Updated on 14th January 2016:
Shauna will be at Gillman Barracks, Singapore, from 22nd January till 22nd February 2016. We will see her portraits on building facades and pavements throughout Gillman Barracks. Artistic photographs from Sean Lee’s Two People series will be shown outdoors for the first time as well, he will also have a special live photography session on the 22nd of January.
Read an interview with Sean Lee and see more photos here.
Updated in September 2015:
Get up close with Shauna at the Prudential Eye Zone at START art fair in the Saatchi Gallery in London, from 10th till 13th September 2015, selected photographs of Shauna from the photobook will be on view.
Original post dated 22nd September 2014:
“For three years, between 2007 and 2009, I was a sometime woman called Shauna. I’d inhabited the persona of a ladyboy.” – Sean Lee, Singapore photographer.
I had the opportunity to attend the photobook launch of Shauna at The Substation, Singapore. Someone sitting next to me asked, “what do you think of the book?”
“It’s a lovely and humanly representation of a transgender woman,” I replied with a smile.
“So it speaks for the transgender community?” he added.
I answered without a second thought, “I don’t think it speaks for or it has to speak for anything or anyone.”
It’s a different story when it is to tell a story. Sean likes his photography to tell stories. Every work has a story to tell, such as The Garden, which was shown at Singapore Biennale 2013.
In Shauna, I see a bold move of the photographer opting to also become the subject, performing as a ladyboy, Shauna. I will let the photobook tell you the story.
Professionally, a photographer has to be confident enough to hand his camera to a stranger/passer-by to capture moments of Shauna. Confidence in himself I mean, not the stranger. Sean would guide the stand-in photographers along, setting some parameters, and went with the flow.
In the beginning, Sean even carried strobes to the places where he would be seen as Shauna. He then moved on to leveraging the lighting available in his surrounding, such as in the shot at 2:40 of the slide show (below). You will unlikely be able to guess where did the lights shining directly at her come from. I shall leave it as a priviledge to those who were present at the launch evening.
That’s far from the greatest challenge I thought. With just a remote control and a tripod, “how did you know whether the angle was right? How did you know when to click the remote control to work that shutter?”
There came the indisputable explanation, “you just know it, you will know it.” I guarantee you it’s a truthful answer. Try tweaking those questions to something you have the flair and passion for. Plus, this photographer has put in his hard work and earned his experiences.
Shauna is available on Invisible Photographer Asia. Now Shauna can go places where Sean may never get a chance to go to. Shauna can meet people Sean may never get to meet.

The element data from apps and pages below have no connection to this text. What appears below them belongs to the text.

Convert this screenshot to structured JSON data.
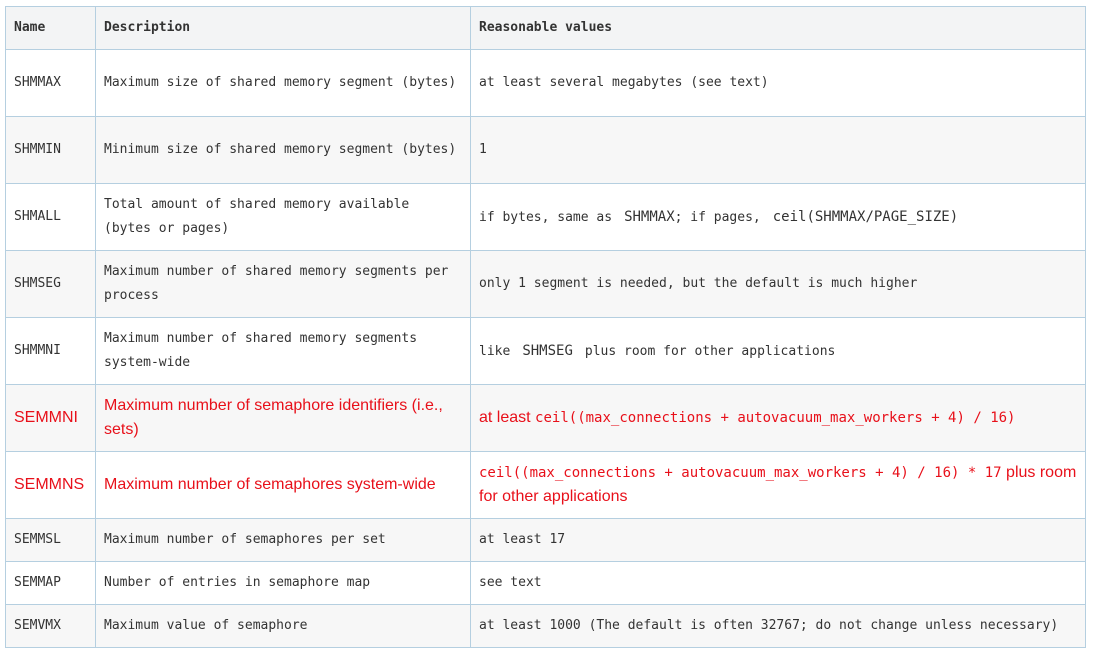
{
  "headers": [
    "Name",
    "Description",
    "Reasonable values"
  ],
  "rows": [
    {
      "name": "SHMMAX",
      "desc": "Maximum size of shared memory segment (bytes)",
      "value": "at least several megabytes (see text)"
    },
    {
      "name": "SHMMIN",
      "desc": "Minimum size of shared memory segment (bytes)",
      "value": "1"
    },
    {
      "name": "SHMALL",
      "desc": "Total amount of shared memory available (bytes or pages)",
      "value_parts": [
        "if bytes, same as",
        "SHMMAX",
        "; if pages,",
        "ceil(SHMMAX/PAGE_SIZE)"
      ]
    },
    {
      "name": "SHMSEG",
      "desc": "Maximum number of shared memory segments per process",
      "value": "only 1 segment is needed, but the default is much higher"
    },
    {
      "name": "SHMMNI",
      "desc": "Maximum number of shared memory segments system-wide",
      "value_parts": [
        "like",
        "SHMSEG",
        "plus room for other applications"
      ]
    },
    {
      "name": "SEMMNI",
      "desc": "Maximum number of semaphore identifiers (i.e., sets)",
      "value_parts": [
        "at least",
        "ceil((max_connections + autovacuum_max_workers + 4) / 16)"
      ],
      "highlight": true
    },
    {
      "name": "SEMMNS",
      "desc": "Maximum number of semaphores system-wide",
      "value_parts": [
        "ceil((max_connections + autovacuum_max_workers + 4) / 16) * 17",
        "plus room for other applications"
      ],
      "highlight": true
    },
    {
      "name": "SEMMSL",
      "desc": "Maximum number of semaphores per set",
      "value": "at least 17"
    },
    {
      "name": "SEMMAP",
      "desc": "Number of entries in semaphore map",
      "value": "see text"
    },
    {
      "name": "SEMVMX",
      "desc": "Maximum value of semaphore",
      "value": "at least 1000 (The default is often 32767; do not change unless necessary)"
    }
  ]
}
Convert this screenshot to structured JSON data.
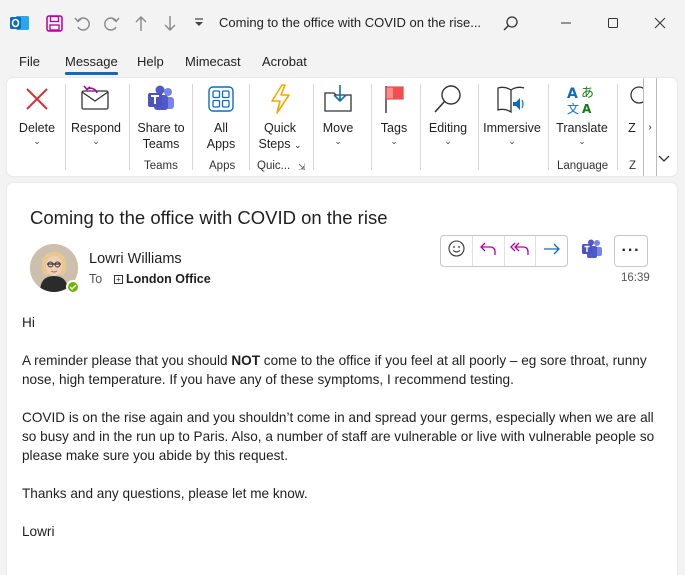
{
  "titlebar": {
    "title": "Coming to the office with COVID on the rise...",
    "icons": [
      "outlook-icon",
      "save-icon",
      "undo-icon",
      "redo-icon",
      "up-icon",
      "down-icon",
      "quick-access-dropdown-icon",
      "search-icon",
      "minimize-icon",
      "maximize-icon",
      "close-icon"
    ]
  },
  "menu": {
    "tabs": [
      "File",
      "Message",
      "Help",
      "Mimecast",
      "Acrobat"
    ],
    "active": "Message",
    "accent": "#0f6cbd"
  },
  "ribbon": {
    "delete": "Delete",
    "respond": "Respond",
    "share_line1": "Share to",
    "share_line2": "Teams",
    "all_apps_line1": "All",
    "all_apps_line2": "Apps",
    "quick_line1": "Quick",
    "quick_line2": "Steps",
    "move": "Move",
    "tags": "Tags",
    "editing": "Editing",
    "immersive": "Immersive",
    "translate": "Translate",
    "zoom_partial": "Z",
    "groups": {
      "teams": "Teams",
      "apps": "Apps",
      "quick": "Quic...",
      "language": "Language",
      "zoom": "Z"
    }
  },
  "message": {
    "subject": "Coming to the office with COVID on the rise",
    "sender": "Lowri Williams",
    "to_label": "To",
    "recipient": "London Office",
    "time": "16:39",
    "presence_color": "#6bb700",
    "body": {
      "greeting": "Hi",
      "p1_before": "A reminder please that you should ",
      "p1_bold": "NOT",
      "p1_after": " come to the office if you feel at all poorly – eg sore throat, runny nose, high temperature. If you have any of these symptoms, I recommend testing.",
      "p2": "COVID is on the rise again and you shouldn’t come in and spread your germs, especially when we are all so busy and in the run up to Paris. Also, a number of staff are vulnerable or live with vulnerable people so please make sure you abide by this request.",
      "p3": "Thanks and any questions, please let me know.",
      "signoff": "Lowri"
    }
  }
}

Sean’s work can be found in the collection of the Singapore Art Museum, as well as in the Sandor Family Collection.
Click here for an interview with Sean Lee by Vanessa Low on Singapore Art Gallery Guide.